This book presents an original translation from the Sahidic Coptic text of the Berlin Codex into French by Jean-Yves LeLoup, a theologian and founder of the Institute of Other Civilization Studies and the International College of Therapists. Rowe’s English translation is presented side-by-side with the Coptic text. However, LeLoup’s commentary comprises the majority of this book, in which the author explains why he made certain translation choices where other translators may choose other words, as well his interpretation of the deeper spiritual meanings of the text. As expounded in the introduction and the commentary, the author believes in the spiritual necessity of a sexual relationship between Jesus and Mary Magdalene for the salvation of the whole human person (although this is nowhere supported in the text). LeLoup also wrote The Sacred Embrace of Jesus and Mary: The Sexual Mystery at the Heart of the Christian Tradition (Inner Traditions, 2006) and The Gospel of Philip Jesus, Mary Magdalene, and the Gnosis of Sacred Union (2004), both of which are available in our collection in eBook format.

The Gnostic gospels

Alan Jacobs ; introduction by Vrej N. Nersessian. |

Jacobs, an author, poet and student of mysticism, wrote his original, “poetic transcription” of the Gnostic texts included in this volume “in free verse form, paraphrased from the widely differing literal prose translations in existence.” The Gospel of Mary is included on page 76. An introduction by Reverend Dr. Vrej Nersessian, Curator of the Christian Middle East Section at the British Library and priest of the Armenian Apostolic Church, is included.

The gnostic Gospels

by Elaine Pagels. |

Elaine Pagels’ The Gnostic Gospels is among the most influential books to have been published in the wake of the texts discovered at Nag Hammadi in Upper Egypt in 1947. In her work, Pagels examines what non-canonical Christian scriptures (including the Gospel of Mary) reveal about the beliefs, theology and devotion of Christian communities in the religion’s first centuries before the formal codification of Roman orthodoxy in the fourth century AD. In particular, Pagels sheds light on the role of the divine feminine in early Christian communities as evidenced in the Gnostic gospels—including beliefs about the nature of God as having both feminine and masculine attributes. This title is also available in downloadable Audiobook by searching the catalog.

Hidden Gospels

Philip Jenkins. |

Written by Philip Jenkins, Distinguished Professor of History at Baylor University, this work is the scholar’s staunch, sobering critique of sensational claims that frame the non-canonical gospels as being radically subversive of our understanding of the early Church. Jenkins exposes the tendency of both scholars and media portrayals alike to impose conjectured narratives (rooted in modern ideologies or popular trends) onto these texts in order to offer revisionist histories of Jesus' ministry and the first century church, despite lacking supportive documentary evidence (especially given the late date of many of the apocryphal texts). The section that is of particular relevance to the Gospel of Mary is Chapter 6, Daughters of Sophia.

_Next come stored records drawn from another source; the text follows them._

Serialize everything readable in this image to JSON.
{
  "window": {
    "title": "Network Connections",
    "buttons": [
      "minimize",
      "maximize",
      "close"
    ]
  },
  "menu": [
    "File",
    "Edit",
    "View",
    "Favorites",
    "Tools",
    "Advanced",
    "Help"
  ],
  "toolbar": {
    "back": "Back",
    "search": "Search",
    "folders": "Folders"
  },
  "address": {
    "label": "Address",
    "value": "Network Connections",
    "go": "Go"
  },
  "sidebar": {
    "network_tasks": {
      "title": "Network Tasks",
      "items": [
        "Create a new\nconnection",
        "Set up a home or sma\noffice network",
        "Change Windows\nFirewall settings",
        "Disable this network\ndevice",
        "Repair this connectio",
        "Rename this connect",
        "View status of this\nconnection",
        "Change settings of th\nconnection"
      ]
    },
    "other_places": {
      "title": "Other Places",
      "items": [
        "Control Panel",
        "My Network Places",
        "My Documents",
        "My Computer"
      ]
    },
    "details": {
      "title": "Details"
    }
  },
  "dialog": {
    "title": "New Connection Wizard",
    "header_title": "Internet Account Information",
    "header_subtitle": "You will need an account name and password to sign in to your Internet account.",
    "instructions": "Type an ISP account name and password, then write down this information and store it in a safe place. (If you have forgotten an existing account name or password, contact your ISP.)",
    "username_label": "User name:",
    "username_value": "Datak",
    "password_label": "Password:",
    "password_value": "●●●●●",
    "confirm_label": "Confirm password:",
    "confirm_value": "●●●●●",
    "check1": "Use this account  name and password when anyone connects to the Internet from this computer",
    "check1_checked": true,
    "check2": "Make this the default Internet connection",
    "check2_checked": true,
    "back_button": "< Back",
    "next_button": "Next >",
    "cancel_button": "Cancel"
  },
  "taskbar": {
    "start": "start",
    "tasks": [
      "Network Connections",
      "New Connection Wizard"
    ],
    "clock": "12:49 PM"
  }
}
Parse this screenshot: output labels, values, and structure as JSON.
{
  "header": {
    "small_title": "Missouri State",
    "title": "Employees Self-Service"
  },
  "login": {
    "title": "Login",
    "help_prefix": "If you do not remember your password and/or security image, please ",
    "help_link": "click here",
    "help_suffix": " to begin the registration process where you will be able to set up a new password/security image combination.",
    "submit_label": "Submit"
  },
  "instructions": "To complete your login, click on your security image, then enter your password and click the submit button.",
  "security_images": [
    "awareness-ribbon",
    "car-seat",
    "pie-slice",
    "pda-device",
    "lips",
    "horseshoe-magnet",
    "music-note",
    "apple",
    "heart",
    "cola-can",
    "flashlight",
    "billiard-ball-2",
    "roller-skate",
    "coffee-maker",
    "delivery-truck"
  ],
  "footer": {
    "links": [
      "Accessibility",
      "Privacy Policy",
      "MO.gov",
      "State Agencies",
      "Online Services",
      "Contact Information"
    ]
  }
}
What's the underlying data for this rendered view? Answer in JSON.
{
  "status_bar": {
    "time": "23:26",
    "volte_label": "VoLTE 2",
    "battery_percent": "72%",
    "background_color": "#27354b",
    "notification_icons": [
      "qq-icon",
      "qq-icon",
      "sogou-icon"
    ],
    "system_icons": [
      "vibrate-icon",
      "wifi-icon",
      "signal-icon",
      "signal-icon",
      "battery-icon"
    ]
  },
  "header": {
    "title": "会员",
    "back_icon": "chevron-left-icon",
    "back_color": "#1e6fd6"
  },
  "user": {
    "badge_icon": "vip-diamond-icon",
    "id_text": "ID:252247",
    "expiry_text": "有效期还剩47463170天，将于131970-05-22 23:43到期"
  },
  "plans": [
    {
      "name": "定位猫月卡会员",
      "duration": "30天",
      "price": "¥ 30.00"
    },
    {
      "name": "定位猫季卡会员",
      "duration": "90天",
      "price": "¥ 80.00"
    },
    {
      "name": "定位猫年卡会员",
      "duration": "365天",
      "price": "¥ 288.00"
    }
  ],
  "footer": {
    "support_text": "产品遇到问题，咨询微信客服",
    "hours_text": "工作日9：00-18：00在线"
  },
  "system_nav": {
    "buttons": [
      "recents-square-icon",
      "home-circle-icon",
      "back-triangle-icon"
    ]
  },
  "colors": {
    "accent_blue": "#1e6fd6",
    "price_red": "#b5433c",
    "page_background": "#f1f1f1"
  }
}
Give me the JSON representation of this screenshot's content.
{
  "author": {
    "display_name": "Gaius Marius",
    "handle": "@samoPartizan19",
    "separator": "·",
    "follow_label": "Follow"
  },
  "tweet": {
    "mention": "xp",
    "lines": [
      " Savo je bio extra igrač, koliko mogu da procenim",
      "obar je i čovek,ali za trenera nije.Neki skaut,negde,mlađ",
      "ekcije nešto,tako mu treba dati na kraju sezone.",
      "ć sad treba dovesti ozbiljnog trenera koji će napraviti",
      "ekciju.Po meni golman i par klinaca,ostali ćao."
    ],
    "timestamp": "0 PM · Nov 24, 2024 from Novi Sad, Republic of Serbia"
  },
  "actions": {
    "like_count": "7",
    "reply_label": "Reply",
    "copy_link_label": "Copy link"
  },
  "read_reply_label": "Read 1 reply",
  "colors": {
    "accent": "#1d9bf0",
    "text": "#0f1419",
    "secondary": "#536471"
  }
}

The many faces of Christ

Philip Jenkins. |

Jenkins’ most recent book examines how many of the non-canonical gospels that we sometimes think of as having been lost until the modern age were not only in popular circulation throughout various parts of the Roman-ruled Christian world (despite official condemnation from the Roman hierarchy), but had profound impacts on Christian art, devotion and popular imagination. The book covers late antiquity up through the Middle Ages to the time of the Protestant Reformation. A particularly relevant chapter here is Two Marys: How Alternative Gospels Continued to Present the Feminine Face of God.